(Your assignment) Type out the entries below again, character for character.

(Task input)
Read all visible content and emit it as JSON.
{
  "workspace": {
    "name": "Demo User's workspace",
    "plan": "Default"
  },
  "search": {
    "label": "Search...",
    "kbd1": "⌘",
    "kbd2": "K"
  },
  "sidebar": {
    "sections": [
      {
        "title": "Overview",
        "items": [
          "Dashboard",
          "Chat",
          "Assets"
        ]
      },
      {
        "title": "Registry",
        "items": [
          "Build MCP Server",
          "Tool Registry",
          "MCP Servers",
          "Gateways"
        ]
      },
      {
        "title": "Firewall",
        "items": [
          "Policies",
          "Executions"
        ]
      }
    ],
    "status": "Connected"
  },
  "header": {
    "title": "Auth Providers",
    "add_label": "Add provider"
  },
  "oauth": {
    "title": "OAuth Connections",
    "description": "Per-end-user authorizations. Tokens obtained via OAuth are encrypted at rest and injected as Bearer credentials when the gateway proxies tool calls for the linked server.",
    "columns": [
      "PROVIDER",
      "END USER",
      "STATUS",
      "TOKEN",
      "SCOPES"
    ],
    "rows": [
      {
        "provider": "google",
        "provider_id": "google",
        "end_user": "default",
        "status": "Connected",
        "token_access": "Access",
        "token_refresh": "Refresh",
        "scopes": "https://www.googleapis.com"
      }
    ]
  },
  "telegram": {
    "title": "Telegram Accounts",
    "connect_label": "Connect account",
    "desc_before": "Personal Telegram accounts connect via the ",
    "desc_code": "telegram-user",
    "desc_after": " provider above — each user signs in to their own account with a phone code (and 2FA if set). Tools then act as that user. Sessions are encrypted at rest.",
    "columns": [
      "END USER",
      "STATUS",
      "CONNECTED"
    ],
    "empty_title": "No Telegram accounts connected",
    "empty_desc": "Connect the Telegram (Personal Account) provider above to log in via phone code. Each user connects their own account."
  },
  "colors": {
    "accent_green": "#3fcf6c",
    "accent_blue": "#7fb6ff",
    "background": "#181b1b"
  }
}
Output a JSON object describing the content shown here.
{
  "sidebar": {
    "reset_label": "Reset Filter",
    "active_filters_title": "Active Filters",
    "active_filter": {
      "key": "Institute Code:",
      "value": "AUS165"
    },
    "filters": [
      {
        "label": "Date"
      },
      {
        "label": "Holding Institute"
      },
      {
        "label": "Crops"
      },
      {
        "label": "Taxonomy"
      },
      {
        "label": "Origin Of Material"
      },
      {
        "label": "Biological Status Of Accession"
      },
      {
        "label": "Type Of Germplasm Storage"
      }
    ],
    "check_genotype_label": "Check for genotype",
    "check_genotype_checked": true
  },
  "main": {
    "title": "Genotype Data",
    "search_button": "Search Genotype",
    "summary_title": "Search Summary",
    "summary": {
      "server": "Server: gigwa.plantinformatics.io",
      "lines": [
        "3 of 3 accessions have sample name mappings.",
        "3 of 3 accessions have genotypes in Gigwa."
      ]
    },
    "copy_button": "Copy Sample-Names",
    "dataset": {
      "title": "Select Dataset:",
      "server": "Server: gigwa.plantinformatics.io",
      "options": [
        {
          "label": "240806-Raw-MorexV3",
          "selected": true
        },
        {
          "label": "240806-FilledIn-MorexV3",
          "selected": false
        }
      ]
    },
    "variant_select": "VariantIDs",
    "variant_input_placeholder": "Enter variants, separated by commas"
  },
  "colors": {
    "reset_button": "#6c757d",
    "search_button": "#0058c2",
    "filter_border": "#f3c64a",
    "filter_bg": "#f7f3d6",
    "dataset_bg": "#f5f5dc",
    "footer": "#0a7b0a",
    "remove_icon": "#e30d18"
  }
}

(Completed task)
Read all visible content and emit it as JSON.
{
  "workspace": {
    "name": "Demo User's workspace",
    "plan": "Default"
  },
  "search": {
    "label": "Search...",
    "kbd1": "⌘",
    "kbd2": "K"
  },
  "sidebar": {
    "sections": [
      {
        "title": "Overview",
        "items": [
          "Dashboard",
          "Chat",
          "Assets"
        ]
      },
      {
        "title": "Registry",
        "items": [
          "Build MCP Server",
          "Tool Registry",
          "MCP Servers",
          "Gateways"
        ]
      },
      {
        "title": "Firewall",
        "items": [
          "Policies",
          "Executions"
        ]
      }
    ],
    "status": "Connected"
  },
  "header": {
    "title": "Auth Providers",
    "add_label": "Add provider"
  },
  "oauth": {
    "title": "OAuth Connections",
    "description": "Per-end-user authorizations. Tokens obtained via OAuth are encrypted at rest and injected as Bearer credentials when the gateway proxies tool calls for the linked server.",
    "columns": [
      "PROVIDER",
      "END USER",
      "STATUS",
      "TOKEN",
      "SCOPES"
    ],
    "rows": [
      {
        "provider": "google",
        "provider_id": "google",
        "end_user": "default",
        "status": "Connected",
        "token_access": "Access",
        "token_refresh": "Refresh",
        "scopes": "https://www.googleapis.com"
      }
    ]
  },
  "telegram": {
    "title": "Telegram Accounts",
    "connect_label": "Connect account",
    "desc_before": "Personal Telegram accounts connect via the ",
    "desc_code": "telegram-user",
    "desc_after": " provider above — each user signs in to their own account with a phone code (and 2FA if set). Tools then act as that user. Sessions are encrypted at rest.",
    "columns": [
      "END USER",
      "STATUS",
      "CONNECTED"
    ],
    "empty_title": "No Telegram accounts connected",
    "empty_desc": "Connect the Telegram (Personal Account) provider above to log in via phone code. Each user connects their own account."
  },
  "colors": {
    "accent_green": "#3fcf6c",
    "accent_blue": "#7fb6ff",
    "background": "#181b1b"
  }
}
Output a JSON object describing the content shown here.
{
  "sidebar": {
    "reset_label": "Reset Filter",
    "active_filters_title": "Active Filters",
    "active_filter": {
      "key": "Institute Code:",
      "value": "AUS165"
    },
    "filters": [
      {
        "label": "Date"
      },
      {
        "label": "Holding Institute"
      },
      {
        "label": "Crops"
      },
      {
        "label": "Taxonomy"
      },
      {
        "label": "Origin Of Material"
      },
      {
        "label": "Biological Status Of Accession"
      },
      {
        "label": "Type Of Germplasm Storage"
      }
    ],
    "check_genotype_label": "Check for genotype",
    "check_genotype_checked": true
  },
  "main": {
    "title": "Genotype Data",
    "search_button": "Search Genotype",
    "summary_title": "Search Summary",
    "summary": {
      "server": "Server: gigwa.plantinformatics.io",
      "lines": [
        "3 of 3 accessions have sample name mappings.",
        "3 of 3 accessions have genotypes in Gigwa."
      ]
    },
    "copy_button": "Copy Sample-Names",
    "dataset": {
      "title": "Select Dataset:",
      "server": "Server: gigwa.plantinformatics.io",
      "options": [
        {
          "label": "240806-Raw-MorexV3",
          "selected": true
        },
        {
          "label": "240806-FilledIn-MorexV3",
          "selected": false
        }
      ]
    },
    "variant_select": "VariantIDs",
    "variant_input_placeholder": "Enter variants, separated by commas"
  },
  "colors": {
    "reset_button": "#6c757d",
    "search_button": "#0058c2",
    "filter_border": "#f3c64a",
    "filter_bg": "#f7f3d6",
    "dataset_bg": "#f5f5dc",
    "footer": "#0a7b0a",
    "remove_icon": "#e30d18"
  }
}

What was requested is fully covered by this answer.